The Emerging Surveillance State
Last month, the House amended the 1978 Foreign Intelligence Surveillance Act (FISA) to expand the government’s ability to monitor our private communications. This measure, if it becomes law, will result in more warrantless government surveillance of innocent American citizens.
Though some opponents
claimed that the only controversial part of this legislation was its grant of
immunity to telecommunications companies, there is much more to be wary of in
the bill. In the House version, Title II, Section 801, extends immunity from
prosecution of civil legal action to people and companies including any provider
of an electronic communication service, any provider of a remote computing
service, “any other communication service
provider who has access to wire or electronic communications,” any “parent,
subsidiary, affiliate, successor, or assignee” of such company, any
“officer, employee, or agent” of any such company, and any “landlord,
custodian, or other person who may be authorized or required to furnish
assistance.” The Senate version goes even further by granting retroactive
immunity to such entities that may have broken the law in the past.
The new FISA bill allows the federal government to compel many more types of companies and individuals to grant the government access to our communications without a warrant. The provisions in the legislation designed to protect Americans from warrantless surveillance are full of loopholes and ambiguities. There is no blanket prohibition against listening in on all American citizens without a warrant.
We have been told that this power to listen in on communications is legal and only targets terrorists. But if what these companies are being compelled to do is legal, why is it necessary to grant them immunity? If what they did in the past was legal and proper, why is it necessary to grant them retroactive immunity?
We should remember

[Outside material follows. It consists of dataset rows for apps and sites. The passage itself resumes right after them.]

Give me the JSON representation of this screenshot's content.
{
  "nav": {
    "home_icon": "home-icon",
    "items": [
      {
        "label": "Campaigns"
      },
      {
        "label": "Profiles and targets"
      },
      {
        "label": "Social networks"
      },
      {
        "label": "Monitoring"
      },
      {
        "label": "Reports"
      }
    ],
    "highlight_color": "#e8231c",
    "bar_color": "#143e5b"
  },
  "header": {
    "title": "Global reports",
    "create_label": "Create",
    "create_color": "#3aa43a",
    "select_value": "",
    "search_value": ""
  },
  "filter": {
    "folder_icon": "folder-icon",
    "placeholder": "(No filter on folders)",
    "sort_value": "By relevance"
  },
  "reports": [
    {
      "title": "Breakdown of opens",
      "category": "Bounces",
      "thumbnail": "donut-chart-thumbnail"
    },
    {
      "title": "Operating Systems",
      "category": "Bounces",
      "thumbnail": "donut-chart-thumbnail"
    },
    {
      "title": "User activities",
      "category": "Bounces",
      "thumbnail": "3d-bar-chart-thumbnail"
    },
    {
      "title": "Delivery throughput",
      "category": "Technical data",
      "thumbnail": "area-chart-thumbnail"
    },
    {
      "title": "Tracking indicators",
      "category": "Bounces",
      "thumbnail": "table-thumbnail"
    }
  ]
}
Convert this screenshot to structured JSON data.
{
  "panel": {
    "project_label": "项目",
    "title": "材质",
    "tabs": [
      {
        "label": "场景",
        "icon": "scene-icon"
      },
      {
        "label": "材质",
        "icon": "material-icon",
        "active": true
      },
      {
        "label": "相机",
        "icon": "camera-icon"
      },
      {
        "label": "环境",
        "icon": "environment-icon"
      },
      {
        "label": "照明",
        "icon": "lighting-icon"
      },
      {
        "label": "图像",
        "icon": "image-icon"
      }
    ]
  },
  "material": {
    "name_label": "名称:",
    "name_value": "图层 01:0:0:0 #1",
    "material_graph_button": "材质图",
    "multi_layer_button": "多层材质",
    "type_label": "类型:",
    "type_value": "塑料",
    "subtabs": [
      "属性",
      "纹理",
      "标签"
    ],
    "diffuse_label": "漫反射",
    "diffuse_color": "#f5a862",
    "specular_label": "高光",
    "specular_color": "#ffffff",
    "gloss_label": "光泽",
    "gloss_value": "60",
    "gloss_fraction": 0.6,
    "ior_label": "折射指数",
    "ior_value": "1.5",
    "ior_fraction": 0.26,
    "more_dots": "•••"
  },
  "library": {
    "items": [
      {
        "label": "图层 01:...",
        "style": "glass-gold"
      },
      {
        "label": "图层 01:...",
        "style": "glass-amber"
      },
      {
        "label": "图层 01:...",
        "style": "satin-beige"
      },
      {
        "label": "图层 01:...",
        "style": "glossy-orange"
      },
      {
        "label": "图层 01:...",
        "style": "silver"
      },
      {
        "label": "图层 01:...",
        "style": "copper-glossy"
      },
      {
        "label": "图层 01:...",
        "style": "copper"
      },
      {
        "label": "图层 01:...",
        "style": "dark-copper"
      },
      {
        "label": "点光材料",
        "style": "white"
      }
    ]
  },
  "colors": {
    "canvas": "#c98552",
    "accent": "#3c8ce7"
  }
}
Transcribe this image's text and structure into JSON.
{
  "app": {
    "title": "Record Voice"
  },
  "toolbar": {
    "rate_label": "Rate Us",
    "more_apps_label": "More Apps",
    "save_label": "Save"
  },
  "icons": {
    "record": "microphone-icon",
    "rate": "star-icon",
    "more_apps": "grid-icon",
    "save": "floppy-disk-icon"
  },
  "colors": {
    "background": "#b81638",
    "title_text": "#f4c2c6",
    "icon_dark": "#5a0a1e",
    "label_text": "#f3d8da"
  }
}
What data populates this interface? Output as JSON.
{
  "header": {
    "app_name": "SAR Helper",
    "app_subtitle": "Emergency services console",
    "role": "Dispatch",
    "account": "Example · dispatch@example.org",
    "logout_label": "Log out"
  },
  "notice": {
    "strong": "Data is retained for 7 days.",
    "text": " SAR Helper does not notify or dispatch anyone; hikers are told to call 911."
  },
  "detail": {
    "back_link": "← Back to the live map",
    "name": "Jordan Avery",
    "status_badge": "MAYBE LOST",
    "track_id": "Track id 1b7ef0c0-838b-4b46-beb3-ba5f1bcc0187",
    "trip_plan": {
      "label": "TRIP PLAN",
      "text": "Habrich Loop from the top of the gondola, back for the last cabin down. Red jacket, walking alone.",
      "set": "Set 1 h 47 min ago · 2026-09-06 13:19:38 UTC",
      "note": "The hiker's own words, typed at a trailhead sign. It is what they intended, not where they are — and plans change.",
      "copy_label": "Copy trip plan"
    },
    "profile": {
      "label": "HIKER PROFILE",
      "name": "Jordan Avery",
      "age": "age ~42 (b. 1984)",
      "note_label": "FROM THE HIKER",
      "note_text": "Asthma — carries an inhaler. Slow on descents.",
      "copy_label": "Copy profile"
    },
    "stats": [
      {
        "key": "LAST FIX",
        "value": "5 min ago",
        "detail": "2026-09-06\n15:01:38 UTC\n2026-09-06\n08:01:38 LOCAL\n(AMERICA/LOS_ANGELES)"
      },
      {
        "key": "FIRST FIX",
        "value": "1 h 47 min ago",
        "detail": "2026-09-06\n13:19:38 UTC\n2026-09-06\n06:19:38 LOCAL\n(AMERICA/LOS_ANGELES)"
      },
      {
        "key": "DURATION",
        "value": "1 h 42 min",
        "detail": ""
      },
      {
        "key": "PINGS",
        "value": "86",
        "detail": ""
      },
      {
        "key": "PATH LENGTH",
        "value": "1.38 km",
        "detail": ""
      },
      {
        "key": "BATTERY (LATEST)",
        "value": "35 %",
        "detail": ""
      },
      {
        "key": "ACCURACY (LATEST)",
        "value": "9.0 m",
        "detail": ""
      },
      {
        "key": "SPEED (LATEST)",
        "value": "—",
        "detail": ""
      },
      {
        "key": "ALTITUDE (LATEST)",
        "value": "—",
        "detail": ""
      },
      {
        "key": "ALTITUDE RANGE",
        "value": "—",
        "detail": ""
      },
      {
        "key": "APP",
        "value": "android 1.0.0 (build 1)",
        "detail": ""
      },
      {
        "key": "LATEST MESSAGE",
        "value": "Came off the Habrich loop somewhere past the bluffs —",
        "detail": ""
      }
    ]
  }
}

The Fourth Amendment to our Constitution requires the government to have a warrant when it wishes to look into the private affairs of individuals. If we are to remain a free society we must defend our rights against any governmental attempt to undermine or bypass the Constitution.